CSHS now awards Continuing Education Units (CEU’s) to nurses for certain courses.
Need to pay your class balance? please see instructions on the registration page.
Located two miles west of Forestville, in beautiful Sonoma County, the California School of Herbal Studies is one of North America’s oldest centers for herbal education. Founded in 1978 by Rosemary Gladstar, and led today by School Directors Rebecca Maxfield and Jason Miller, along with Program Coordinator Autumn Summers, CSHS continues in the spirit in which it was created.
Our full-time, 8-month intensive offers students a broad-based foundation in herbal medicine. For those who can't make a fulltime commitment we also offer a broad range of weekend series courses and one-day workshops. Successful graduates of our intensive program leave here with the knowledge they need to enter and contribute to the field of herbalism. Upon graduation students receive certificates of completion that are highly regarded by the herbal community.
CSHS is located on a lovely, rustic 80 acre sanctuary known as Emerald Valley. Our campus includes a classroom with an adjacent kitchen, a one-half acre garden with over 400 herb species, a medicine making building and forested hiking trails. Forestville is an hour and a half drive north of San Francisco. Visitors to the school are welcome, but please call first so we can be sure someone will be available to greet you! We look forward to meeting you and sharing friendship and herbal experiences.
herb of the month: Red Root (continued from left)

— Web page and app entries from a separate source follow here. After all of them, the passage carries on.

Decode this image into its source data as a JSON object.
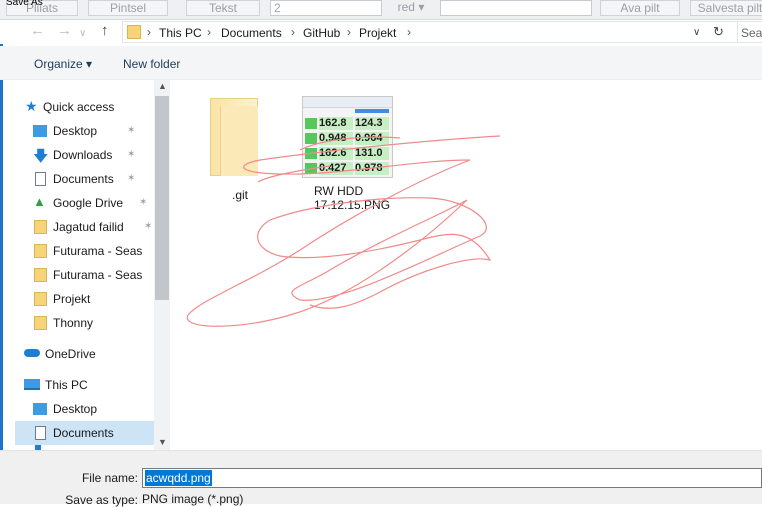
{
  "background_toolbar": {
    "dialog_title": "Save As",
    "buttons": [
      "Pliiats",
      "Pintsel",
      "Tekst",
      "red",
      "Ava pilt",
      "Salvesta pilt"
    ],
    "size_value": "2"
  },
  "address": {
    "crumbs": [
      "This PC",
      "Documents",
      "GitHub",
      "Projekt"
    ],
    "search_placeholder": "Sea"
  },
  "commands": {
    "organize": "Organize ▾",
    "new_folder": "New folder"
  },
  "nav": {
    "items": [
      {
        "label": "Quick access",
        "icon": "star-icon"
      },
      {
        "label": "Desktop",
        "icon": "desktop-icon",
        "pinned": true
      },
      {
        "label": "Downloads",
        "icon": "download-icon",
        "pinned": true
      },
      {
        "label": "Documents",
        "icon": "document-icon",
        "pinned": true
      },
      {
        "label": "Google Drive",
        "icon": "google-drive-icon",
        "pinned": true
      },
      {
        "label": "Jagatud failid",
        "icon": "folder-icon",
        "pinned": true
      },
      {
        "label": "Futurama - Seas",
        "icon": "folder-icon"
      },
      {
        "label": "Futurama - Seas",
        "icon": "folder-icon"
      },
      {
        "label": "Projekt",
        "icon": "folder-icon"
      },
      {
        "label": "Thonny",
        "icon": "folder-icon"
      },
      {
        "label": "OneDrive",
        "icon": "onedrive-icon"
      },
      {
        "label": "This PC",
        "icon": "computer-icon"
      },
      {
        "label": "Desktop",
        "icon": "desktop-icon"
      },
      {
        "label": "Documents",
        "icon": "document-icon",
        "selected": true
      }
    ]
  },
  "files": [
    {
      "name": ".git",
      "type": "folder"
    },
    {
      "name": "RW HDD 17.12.15.PNG",
      "type": "image",
      "thumb_rows": [
        [
          "162.8",
          "124.3"
        ],
        [
          "0.948",
          "0.964"
        ],
        [
          "162.6",
          "131.0"
        ],
        [
          "0.427",
          "0.978"
        ]
      ]
    }
  ],
  "bottom": {
    "file_name_label": "File name:",
    "file_name_value": "acwqdd.png",
    "save_type_label": "Save as type:",
    "save_type_value": "PNG image (*.png)"
  },
  "colors": {
    "selection": "#cde3f6",
    "accent": "#0078d7",
    "scribble": "#f08a8a"
  }
}
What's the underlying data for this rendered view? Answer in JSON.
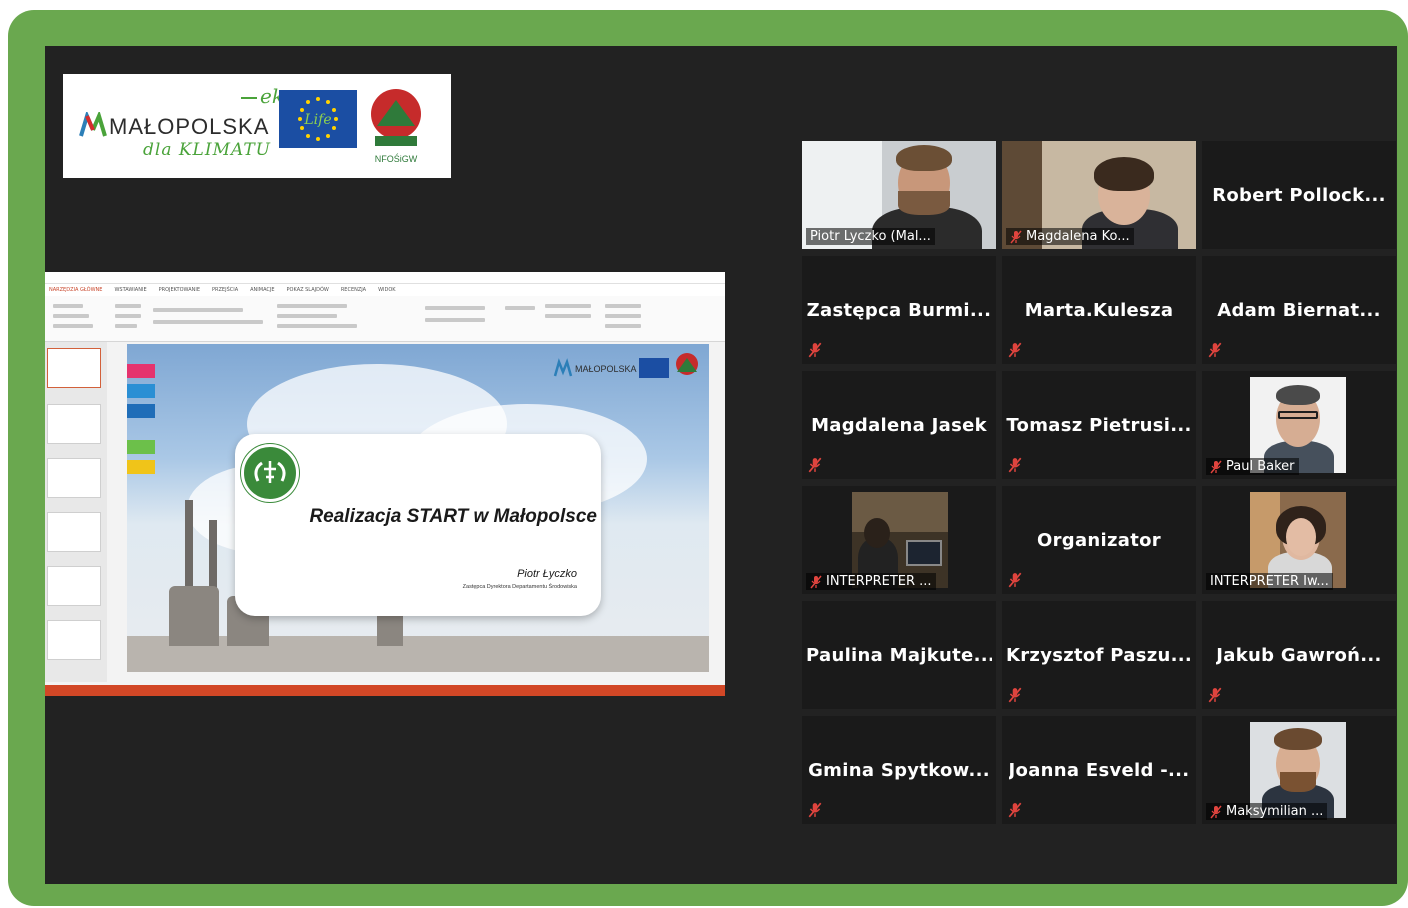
{
  "logo_banner": {
    "eko": "eko",
    "malopolska": "MAŁOPOLSKA",
    "dla_klimatu": "dla KLIMATU",
    "eu_life_text": "Life",
    "nfosigw": "NFOŚiGW"
  },
  "powerpoint": {
    "tabs": [
      "NARZĘDZIA GŁÓWNE",
      "WSTAWIANIE",
      "PROJEKTOWANIE",
      "PRZEJŚCIA",
      "ANIMACJE",
      "POKAZ SLAJDÓW",
      "RECENZJA",
      "WIDOK"
    ],
    "slide": {
      "title": "Realizacja START w Małopolsce",
      "author": "Piotr Łyczko",
      "role": "Zastępca Dyrektora Departamentu Środowiska",
      "banner_text": "MAŁOPOLSKA"
    }
  },
  "participants": [
    {
      "name": "Piotr Lyczko (Mal...",
      "video": true,
      "muted": false,
      "active": true
    },
    {
      "name": "Magdalena Ko...",
      "video": true,
      "muted": true,
      "active": false
    },
    {
      "name": "Robert Pollock...",
      "video": false,
      "muted": false,
      "active": false
    },
    {
      "name": "Zastępca Burmi...",
      "video": false,
      "muted": true,
      "active": false
    },
    {
      "name": "Marta.Kulesza",
      "video": false,
      "muted": true,
      "active": false
    },
    {
      "name": "Adam Biernat...",
      "video": false,
      "muted": true,
      "active": false
    },
    {
      "name": "Magdalena Jasek",
      "video": false,
      "muted": true,
      "active": false
    },
    {
      "name": "Tomasz Pietrusi...",
      "video": false,
      "muted": true,
      "active": false
    },
    {
      "name": "Paul Baker",
      "video": true,
      "muted": true,
      "active": false
    },
    {
      "name": "INTERPRETER ...",
      "video": true,
      "muted": true,
      "active": false
    },
    {
      "name": "Organizator",
      "video": false,
      "muted": true,
      "active": false
    },
    {
      "name": "INTERPRETER Iw...",
      "video": true,
      "muted": false,
      "active": false
    },
    {
      "name": "Paulina Majkute...",
      "video": false,
      "muted": false,
      "active": false
    },
    {
      "name": "Krzysztof Paszu...",
      "video": false,
      "muted": true,
      "active": false
    },
    {
      "name": "Jakub Gawroń...",
      "video": false,
      "muted": true,
      "active": false
    },
    {
      "name": "Gmina Spytkow...",
      "video": false,
      "muted": true,
      "active": false
    },
    {
      "name": "Joanna Esveld -...",
      "video": false,
      "muted": true,
      "active": false
    },
    {
      "name": "Maksymilian ...",
      "video": true,
      "muted": true,
      "active": false
    }
  ],
  "colors": {
    "frame": "#6aa84f",
    "background": "#222222",
    "tile": "#1a1a1a",
    "active_outline": "#c8e06a",
    "mute_icon": "#e0443e"
  }
}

indications: Red Root is an aromatic bitter and slightly warming herb that yields a deep red tincture and is associated with the blood. It helps move the blood and lymph more freely throughout their channels, helping with swollen lymph nodes or the ill-effects of sluggish, fatty blood. The ability of Red Root to stimulate and support this fluid movement makes it potentially useful in many situations, such as treating hemorrhoids, varicose veins, broken capillaries, breast/ovarian/testicular cysts, heavy menstruation or supporting swollen spleens due to viral infections. Many herbalists find that it is used best in formula with other supporting herbs. Because of its astringency it has also been used by Native Americans and early American doctors to stop bleeding.
Beyond the western lymphatic Spleen, Red Root has a special connection with the Spleen in Traditional Chinese Medicine - the organ that moves the fluids around the body and plays an essential role in digestive metabolism by drawing the nourishment from digesting food into the body. Thus Red Root can address stagnant, irritated damp digestion that comes with cold, dry symptoms. Matthew Wood talks about the Greek connection of spleen with 'melancholia' - similar to TCM spleen ideas that excessive thought and introspection can bring about a 'Spleen' imbalance marked by sluggishness of direction, purpose and creative flow. He recommends smaller more energetic doses for this.
cautions: Can be irritating in higher doses; use carefully if undergoing medical treatment for any disease.
note: This information is not a replacement for a trained herbalist. Please consult your medical professional before treating yourself or others with this or any other herbal remedy.